As you may be aware, today, 17th March, is St Patrick’s Day, where much of the world seems to find a reason to have a connection with Ireland. St Patrick was an interesting character, and unlike lots of other patron saints, had a close association with Ireland. He was born in a celtic part of the world, probably Wales but possibly France or Cumbria, before being captured and sold as a slave, possibly in the market in my home town of Larne. He was taken off to tend swine and sheep on Slemish, the nearby mountain not far from Ballymena. He escaped his captivity, and being the son of a Christian clergyman, went off to complete his training before returning to Ireland in 432AD as a missionary. He had realised that the island was pagan, and wanted to bring the gospel of Christianity, which is what he did. He set up at Saul, near Downpatrick – the name deriving from the Irish for the Fort of Patrick – and where a church was built in 1932 to mark the 1500th anniversary of his arrival.
One of the interesting things about Patrick is how his life mingled with the local stories and legends, and he has become as much a figure of legend as of the Christian religion. He famously drove the snakes out of Ireland – there are no snakes native to the island – and there are plenty of other stories about him striking rocks from which water poured, or meeting the spirit of Cu Chullain, the warrior known as the Hound of Ulster, or his staff becoming a living tree. He brought his own brand of Christianity to Ireland by converting the various tribes in the various kingdoms to the new religion.
Growing up in Northern Ireland through the troubles, I was always impressed that St Patrick was one of the few figures who was celebrated by both of the main traditions there, the Unionists and the Nationalists. Most of the Christian churches recognised St Patrick, and as much of his missionary and his first trip to Ireland were in modern Northern Ireland, that made him additionally popular. St Patrick’s Day was unusual in that it was celebrated by both protestants and catholics. Having this unifying ability a millennium and a half after his death was more than most contemporary politicians could do.
As well as the legends about St Patrick, there were plenty of places that take their name in part from him, like Downpatrick.

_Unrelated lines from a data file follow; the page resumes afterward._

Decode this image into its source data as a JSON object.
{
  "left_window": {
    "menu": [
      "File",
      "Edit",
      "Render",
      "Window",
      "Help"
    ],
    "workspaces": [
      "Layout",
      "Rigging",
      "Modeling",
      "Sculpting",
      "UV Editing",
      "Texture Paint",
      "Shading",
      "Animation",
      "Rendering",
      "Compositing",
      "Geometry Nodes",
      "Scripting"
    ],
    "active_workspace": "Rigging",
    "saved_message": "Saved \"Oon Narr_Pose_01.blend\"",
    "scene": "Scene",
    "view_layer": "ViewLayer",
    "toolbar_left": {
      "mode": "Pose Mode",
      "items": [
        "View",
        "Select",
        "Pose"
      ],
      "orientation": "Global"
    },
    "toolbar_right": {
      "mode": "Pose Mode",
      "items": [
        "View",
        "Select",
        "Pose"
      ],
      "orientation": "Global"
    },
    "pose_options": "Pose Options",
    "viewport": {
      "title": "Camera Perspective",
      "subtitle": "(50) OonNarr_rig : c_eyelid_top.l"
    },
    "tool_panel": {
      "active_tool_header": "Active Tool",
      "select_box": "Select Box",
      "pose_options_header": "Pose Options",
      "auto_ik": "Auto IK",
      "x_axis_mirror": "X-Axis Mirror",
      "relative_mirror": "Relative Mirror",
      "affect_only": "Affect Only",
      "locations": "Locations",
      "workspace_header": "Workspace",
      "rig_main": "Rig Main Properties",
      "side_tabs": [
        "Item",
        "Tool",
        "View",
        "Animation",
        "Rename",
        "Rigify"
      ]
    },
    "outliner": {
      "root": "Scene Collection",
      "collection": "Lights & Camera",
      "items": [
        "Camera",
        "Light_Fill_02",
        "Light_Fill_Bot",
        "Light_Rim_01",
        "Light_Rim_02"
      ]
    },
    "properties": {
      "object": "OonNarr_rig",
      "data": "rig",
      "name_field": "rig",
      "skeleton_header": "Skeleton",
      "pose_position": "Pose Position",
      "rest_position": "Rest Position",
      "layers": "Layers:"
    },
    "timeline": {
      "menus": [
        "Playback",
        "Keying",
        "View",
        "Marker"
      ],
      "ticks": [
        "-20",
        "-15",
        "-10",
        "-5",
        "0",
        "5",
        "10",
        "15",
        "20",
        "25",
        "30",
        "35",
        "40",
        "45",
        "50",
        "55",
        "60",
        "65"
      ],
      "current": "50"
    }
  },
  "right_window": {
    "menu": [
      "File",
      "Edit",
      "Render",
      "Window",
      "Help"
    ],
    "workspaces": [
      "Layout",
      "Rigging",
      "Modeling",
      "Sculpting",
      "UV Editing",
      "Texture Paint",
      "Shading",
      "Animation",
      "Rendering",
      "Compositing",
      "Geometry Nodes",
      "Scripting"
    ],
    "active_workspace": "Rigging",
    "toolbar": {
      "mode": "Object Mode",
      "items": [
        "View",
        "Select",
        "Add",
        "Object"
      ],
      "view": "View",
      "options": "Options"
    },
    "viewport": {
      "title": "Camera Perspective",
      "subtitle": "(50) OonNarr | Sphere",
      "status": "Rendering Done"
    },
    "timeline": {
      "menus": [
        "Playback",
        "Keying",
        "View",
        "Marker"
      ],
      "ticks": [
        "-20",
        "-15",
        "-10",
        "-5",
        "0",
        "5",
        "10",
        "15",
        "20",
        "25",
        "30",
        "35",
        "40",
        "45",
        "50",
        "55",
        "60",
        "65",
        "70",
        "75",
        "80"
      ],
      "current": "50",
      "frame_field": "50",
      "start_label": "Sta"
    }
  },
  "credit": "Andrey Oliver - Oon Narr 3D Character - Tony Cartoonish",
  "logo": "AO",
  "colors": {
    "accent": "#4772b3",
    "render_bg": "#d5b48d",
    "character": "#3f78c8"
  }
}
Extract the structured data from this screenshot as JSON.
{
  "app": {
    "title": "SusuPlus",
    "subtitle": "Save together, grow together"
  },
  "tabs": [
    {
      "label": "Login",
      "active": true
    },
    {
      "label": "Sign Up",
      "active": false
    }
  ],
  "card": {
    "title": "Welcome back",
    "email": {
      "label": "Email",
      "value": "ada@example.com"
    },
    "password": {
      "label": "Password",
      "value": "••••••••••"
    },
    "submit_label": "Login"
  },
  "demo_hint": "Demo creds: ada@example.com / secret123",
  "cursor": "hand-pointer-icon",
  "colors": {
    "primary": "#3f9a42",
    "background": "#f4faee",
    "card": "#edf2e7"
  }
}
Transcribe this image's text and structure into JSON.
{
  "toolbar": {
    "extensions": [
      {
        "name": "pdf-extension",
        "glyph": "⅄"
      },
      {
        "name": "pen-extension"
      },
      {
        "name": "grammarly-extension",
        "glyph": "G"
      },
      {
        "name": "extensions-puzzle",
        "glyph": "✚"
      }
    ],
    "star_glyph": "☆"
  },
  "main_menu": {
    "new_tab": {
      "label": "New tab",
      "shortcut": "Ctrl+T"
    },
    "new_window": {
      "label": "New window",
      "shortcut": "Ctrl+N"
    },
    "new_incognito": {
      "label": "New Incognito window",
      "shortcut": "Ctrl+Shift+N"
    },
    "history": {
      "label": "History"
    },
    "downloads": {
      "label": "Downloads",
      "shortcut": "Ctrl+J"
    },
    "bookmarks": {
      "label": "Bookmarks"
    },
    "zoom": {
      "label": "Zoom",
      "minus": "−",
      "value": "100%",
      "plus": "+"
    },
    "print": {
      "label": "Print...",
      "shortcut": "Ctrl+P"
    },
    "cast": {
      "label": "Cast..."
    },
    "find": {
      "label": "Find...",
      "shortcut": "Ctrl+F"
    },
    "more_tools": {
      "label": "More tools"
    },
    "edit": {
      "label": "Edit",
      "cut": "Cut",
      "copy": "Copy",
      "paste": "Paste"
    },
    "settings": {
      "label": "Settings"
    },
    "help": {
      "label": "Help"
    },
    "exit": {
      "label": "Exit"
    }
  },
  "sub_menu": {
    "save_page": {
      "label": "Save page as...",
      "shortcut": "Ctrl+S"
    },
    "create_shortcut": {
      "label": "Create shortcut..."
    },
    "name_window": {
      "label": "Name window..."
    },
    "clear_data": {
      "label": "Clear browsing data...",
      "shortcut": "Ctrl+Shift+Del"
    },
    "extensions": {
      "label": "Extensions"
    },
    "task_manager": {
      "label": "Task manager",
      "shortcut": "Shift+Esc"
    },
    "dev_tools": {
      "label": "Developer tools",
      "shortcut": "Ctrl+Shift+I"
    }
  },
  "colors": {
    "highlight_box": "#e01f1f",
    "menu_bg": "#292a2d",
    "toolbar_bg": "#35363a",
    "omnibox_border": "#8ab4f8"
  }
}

In addition, there are a series of activities still current that come from celebrating his life. The shamrock has three leaves, and yet these form one leaf. St Patrick used this to explain the Holy Trinity, how God was one person but three at the same time. The shamrock is still a symbol of Ireland. As a student in Belfast, many of my contemporaries had moved away from home for the first time and found the party lifestyle of student life harder to cope with than expected, and the season of Lent was often a good reason to give up alcohol for forty days. However, local tradition is that that the celebrations for St Patrick allow you to legitimately break any Lenten abstinence, and those who had enjoyed a few weeks of sobriety were often returned to their more traditional state of enjoying student life.
As much as St Patrick unifies people positively, there are also some things related to St Patrick that manage to irritate people in Ireland across the religion spectrum. Mistaking the shamrock for a four leaf clover will generally be met with a rolling of eyes, or worse. However, the thing about St Patrick that causes most rile in Ireland is when the 17th March is referred to as St Patty’s Day. St Paddy’s day is fine, with Paddy being a derivative of Patrick – the Irish for Patrick is Padraig – however, Patty is one of two things; a shortening of Patricia or some ground beef, like a hamburger. Neither of these things seems a very auspicious way to refer to the patron saint of Ireland. This particular communication from Snickers, therefore, seems almost to be a parody of St Patrick’s Day.
— SNICKERS® (@SNICKERS) March 16, 2015
The oddest St Patrick’s Day I have had was in Singapore with some Stormtroopers, more details here. Definitely required a double take.
As well as St Patrick’s Day, today is also International Happiness Day, as designated by the United Nations. Hopefully plenty will be happy today, and I’m sure there will be at least a few students in Belfast who are at least merry.